Protecting the freedom of speech guaranteed by the First Amendment has always been in the forefront of the ACLU’s mission. The ACLU of Rhode Island was founded over 50 years ago largely in response to widespread government efforts to censor books, films, and theater. Today, the ACLU routinely defends the right of citizens to exercise their freedom of speech, of the press, of association, and of petition and protest, no matter how unpopular their opinions may be.
Free Speech in the News
- Mar, 28, 2017: Statement on Ticketing of Protesters By Cranston Police
- Jan, 18, 2017: Settlement Reached in Lawsuit Against Woonsocket Police for Treatment of Deaf Detainee
- Jan, 09, 2017: ACLU Statement on Detention for Students for Walk-out Over School Practices
Free Speech Related Court Cases
2015: Monteiro V. City of Cranston
- Category: Free Speech
The ACLU of Rhode Island today has federal lawsuit on behalf of a disabled person summoned to court and threatened with arrest for holding a handwritten sign seeking donations as he stood on the median of a Cranston roadway. The suit, against the City of Cranston, argues that a city ordinance barring the solicitation of donations from motorists violates free speech rights. In addition to being unconstitutional, ordinances like these are selectively enforced against, and further criminalize, the poor and homeless.
The ACLU expects this lawsuit to be the first of a series of suits addressing municipal ordinances that criminalize poverty and homelessness.
2015: Pombo v. City of Providence
- Category: Active Case Free Speech
1/6/16 BREAKING: The ACLU of Rhode Island settled this First Amendment lawsuit today.
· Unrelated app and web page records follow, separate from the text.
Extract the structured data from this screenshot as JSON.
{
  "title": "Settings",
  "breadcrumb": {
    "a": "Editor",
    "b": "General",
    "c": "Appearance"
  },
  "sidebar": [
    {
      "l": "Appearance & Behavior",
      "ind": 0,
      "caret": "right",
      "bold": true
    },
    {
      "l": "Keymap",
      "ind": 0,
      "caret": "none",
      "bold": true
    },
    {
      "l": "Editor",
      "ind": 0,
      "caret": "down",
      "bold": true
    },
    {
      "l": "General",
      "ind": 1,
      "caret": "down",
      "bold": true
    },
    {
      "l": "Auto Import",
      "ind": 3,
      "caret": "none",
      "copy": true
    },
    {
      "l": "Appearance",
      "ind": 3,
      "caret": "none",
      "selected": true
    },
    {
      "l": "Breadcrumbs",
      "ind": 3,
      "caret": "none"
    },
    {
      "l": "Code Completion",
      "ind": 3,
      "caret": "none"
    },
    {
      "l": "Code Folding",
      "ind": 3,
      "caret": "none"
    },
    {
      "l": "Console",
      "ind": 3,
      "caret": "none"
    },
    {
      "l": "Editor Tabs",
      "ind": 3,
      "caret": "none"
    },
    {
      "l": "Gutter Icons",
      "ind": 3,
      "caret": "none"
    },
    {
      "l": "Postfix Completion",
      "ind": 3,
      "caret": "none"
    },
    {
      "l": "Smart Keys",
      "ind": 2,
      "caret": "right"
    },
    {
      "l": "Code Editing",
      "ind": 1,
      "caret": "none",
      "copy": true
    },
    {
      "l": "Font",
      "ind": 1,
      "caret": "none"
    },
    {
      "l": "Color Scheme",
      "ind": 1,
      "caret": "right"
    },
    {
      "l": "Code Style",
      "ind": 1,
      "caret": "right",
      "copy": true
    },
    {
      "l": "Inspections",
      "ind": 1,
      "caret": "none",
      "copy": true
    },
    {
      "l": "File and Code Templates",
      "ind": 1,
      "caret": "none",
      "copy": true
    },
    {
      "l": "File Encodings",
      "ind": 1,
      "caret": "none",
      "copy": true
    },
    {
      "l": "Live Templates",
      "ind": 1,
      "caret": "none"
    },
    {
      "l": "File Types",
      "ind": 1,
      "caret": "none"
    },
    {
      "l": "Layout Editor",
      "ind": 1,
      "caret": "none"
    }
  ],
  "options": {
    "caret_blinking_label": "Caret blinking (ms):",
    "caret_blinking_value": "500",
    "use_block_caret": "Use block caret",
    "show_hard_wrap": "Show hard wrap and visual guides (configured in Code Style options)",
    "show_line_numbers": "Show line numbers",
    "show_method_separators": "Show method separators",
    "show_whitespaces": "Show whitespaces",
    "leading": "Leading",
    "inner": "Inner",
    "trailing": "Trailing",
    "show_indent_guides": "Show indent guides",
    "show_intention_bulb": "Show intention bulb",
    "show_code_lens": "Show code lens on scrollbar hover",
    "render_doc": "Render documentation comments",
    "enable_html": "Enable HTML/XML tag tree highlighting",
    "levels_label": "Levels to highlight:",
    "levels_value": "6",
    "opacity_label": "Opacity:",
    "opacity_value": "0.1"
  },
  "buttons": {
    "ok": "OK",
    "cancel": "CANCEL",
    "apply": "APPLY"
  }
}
As a result of the settlement, the City of Providence can no longer order Pombo to stop performing on public property or require him to obtain a permit to perform on public property absent violation of any other valid ordinances. The settlement agreement further stipulates that “because soliciting donations is protected speech under the First Amendment,” the City cannot stop Pombo from soliciting or accepting donations for his performances. The City also agreed to pay compensatory damages.
This lawsuit, filed in U.S. District Court by ACLU/RI volunteer attorneys Shannah Kurland and John W. Dineen, is on behalf of Manuel Pombo, a 62-year-old local street musician (or “busker”) who has been arrested once, and threatened with arrest on numerous other occasions, for playing his saxophone on sidewalks and street corners in Providence. The license not only prohibits him from soliciting donations for his performances, it allows him to perform solely at the unbridled discretion of police officers. This is the third time in five years the ACLU of Rhode Island has sued the City of Providence for interfering with the exercise of free speech rights on the City’s streets and sidewalks.
When the suit was filed Mr. Pombo said: "I love to play the saxophone and I know that it has brought joy to many people. But I now live in constant fear of being arrested for playing my music, and it takes a physical toll on me. This is not the way a city that claims to be arts-friendly should treat anybody.”
Free Speech Related Legislation
“Revenge Porn” (H 5304)
- Category: 2017 Free Speech
In February, the ACLU testified before the House Judiciary Committee regarding the Attorney General’s so-called revenge porn legislation (H 5304), which, we noted in our testimony, required neither revenge nor porn to subject a person to criminal penalties. The legislation would make it a crime to electronically transmit nude or sexually explicit images without the person’s consent.
The Media Coalition and the R.I. Press Association also opposed the bill. Publishing some of the photos from Abu Ghraib or, on a less grave note, pictures of Anthony Weiner’s too-exposed body part could be criminal under this bill. That is why Governor Gina Raimondo vetoed this legislation last year and, the ACLU hopes, will veto it again if it is not amended to address the legitimate concerns raised by civil liberties advocates and the media. Nonetheless, in March, the House passed the bill, with only Reps. Edie Ajello and Jason Knight dissenting.